More recently, my interests in the tectonic evolution in the early Earth has been funded, and I find myself learning from Santanu Bhowmik and my current doctoral students—Priyadarshi Chowdhury and Sampriti Basak. Thomas Fockenberg, Hans-Peter Schertl, Heinz-Jürgen Bernhard, Niels Jöns, and Christopher Beyer, the technical and administrative staff at Bochum, and small but regular support from the central administration of the University ensure that we remain productive. Further afield, Bruce Watson, Jamie Connolly, Ben Harte, Ed Bolton, and Barb Dutrow have provided many words of wisdom over the years, and John Craven has been a sheet anchor for our research.

This is an opportunity to express my gratitude to all of the people named above—as should be clear, it was for the love of science that these people participated and persisted. In these times of anxiety about funding for different aspects of our science in the future, my hope is that the narrative provides some confidence that while research grants are important and essential, they need not be rate limiting for scientific inquiry.

Beyond the academic world, I have been fortunate to run a household—if one can call a unit spread over multiple countries that—with Kathleen where “I have to do a review” counts as part of operations.

And finally, all the education and opportunities are of little use, unless there is someone to call the king naked, and nobody does that better than children. Shomik, at one point in his kindergarten days, would ask me “What did you do today, Baba?” and I gave him a ball-by-ball commentary, not even thinking that he registered much. After about three days of that, which happened to be during one of those difficult stretches in the life of the department, he just burst out laughing and said “You only teach and do meetings, why do you call yourself a scientist?” I was ashamed. I made it a point to do something every day to earn that designation.

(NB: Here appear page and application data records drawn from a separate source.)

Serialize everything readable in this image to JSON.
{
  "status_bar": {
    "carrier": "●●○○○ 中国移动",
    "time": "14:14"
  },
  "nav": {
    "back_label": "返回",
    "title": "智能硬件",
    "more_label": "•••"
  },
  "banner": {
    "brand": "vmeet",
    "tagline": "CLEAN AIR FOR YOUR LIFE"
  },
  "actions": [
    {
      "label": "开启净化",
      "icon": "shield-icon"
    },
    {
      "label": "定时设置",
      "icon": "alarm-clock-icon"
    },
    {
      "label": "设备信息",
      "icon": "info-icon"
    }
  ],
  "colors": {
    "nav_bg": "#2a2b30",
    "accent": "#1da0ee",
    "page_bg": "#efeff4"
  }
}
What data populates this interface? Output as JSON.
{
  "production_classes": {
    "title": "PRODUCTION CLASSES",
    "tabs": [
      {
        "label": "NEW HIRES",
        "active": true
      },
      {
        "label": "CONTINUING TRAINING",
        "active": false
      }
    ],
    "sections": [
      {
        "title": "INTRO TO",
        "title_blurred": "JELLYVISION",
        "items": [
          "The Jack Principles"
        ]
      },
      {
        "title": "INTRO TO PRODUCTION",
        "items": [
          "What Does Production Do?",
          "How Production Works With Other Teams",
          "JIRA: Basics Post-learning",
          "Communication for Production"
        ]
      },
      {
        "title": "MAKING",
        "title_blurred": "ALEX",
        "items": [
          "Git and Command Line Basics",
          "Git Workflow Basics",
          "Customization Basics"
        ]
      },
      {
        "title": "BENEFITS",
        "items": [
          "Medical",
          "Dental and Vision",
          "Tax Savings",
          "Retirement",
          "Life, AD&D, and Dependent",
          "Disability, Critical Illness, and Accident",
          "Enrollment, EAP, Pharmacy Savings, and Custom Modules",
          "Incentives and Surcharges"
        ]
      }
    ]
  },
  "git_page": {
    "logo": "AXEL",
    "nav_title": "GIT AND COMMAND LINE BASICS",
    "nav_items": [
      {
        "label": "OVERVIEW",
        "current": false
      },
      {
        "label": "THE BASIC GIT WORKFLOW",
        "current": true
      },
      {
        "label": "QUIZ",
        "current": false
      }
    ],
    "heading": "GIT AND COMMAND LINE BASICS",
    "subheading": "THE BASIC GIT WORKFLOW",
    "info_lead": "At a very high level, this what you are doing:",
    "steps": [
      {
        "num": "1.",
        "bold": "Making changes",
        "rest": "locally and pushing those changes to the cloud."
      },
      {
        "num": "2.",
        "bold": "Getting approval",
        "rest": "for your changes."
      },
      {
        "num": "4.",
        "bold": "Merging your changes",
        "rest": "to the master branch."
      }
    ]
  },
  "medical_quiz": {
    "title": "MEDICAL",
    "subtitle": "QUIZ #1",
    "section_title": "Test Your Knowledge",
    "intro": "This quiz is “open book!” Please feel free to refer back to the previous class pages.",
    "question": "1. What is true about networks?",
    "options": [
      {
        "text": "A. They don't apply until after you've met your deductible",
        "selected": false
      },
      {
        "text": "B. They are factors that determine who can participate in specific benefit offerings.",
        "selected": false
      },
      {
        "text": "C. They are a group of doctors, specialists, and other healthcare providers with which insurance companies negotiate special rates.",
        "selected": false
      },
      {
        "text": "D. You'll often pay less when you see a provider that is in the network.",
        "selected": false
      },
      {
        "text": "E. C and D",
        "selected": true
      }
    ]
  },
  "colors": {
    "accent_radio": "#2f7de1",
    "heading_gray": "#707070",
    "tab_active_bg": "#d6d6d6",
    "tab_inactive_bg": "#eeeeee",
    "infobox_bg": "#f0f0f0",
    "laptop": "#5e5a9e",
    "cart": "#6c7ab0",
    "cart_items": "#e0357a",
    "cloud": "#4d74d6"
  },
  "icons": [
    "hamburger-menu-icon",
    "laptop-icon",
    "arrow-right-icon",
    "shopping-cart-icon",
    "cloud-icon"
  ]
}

I thank the Mineralogical Society of America and the supportive members of the Dana Medal committee for giving me the opportunity today to renew the pledge in public. That diffusion and timescales would be academically acceptable partners was not a given when the journey began; that it has gained acceptance today is because of many, many individuals who have contributed and only some of whom have been named above. I accept this honor on behalf of all of them as a journeyman award for me. Thank you.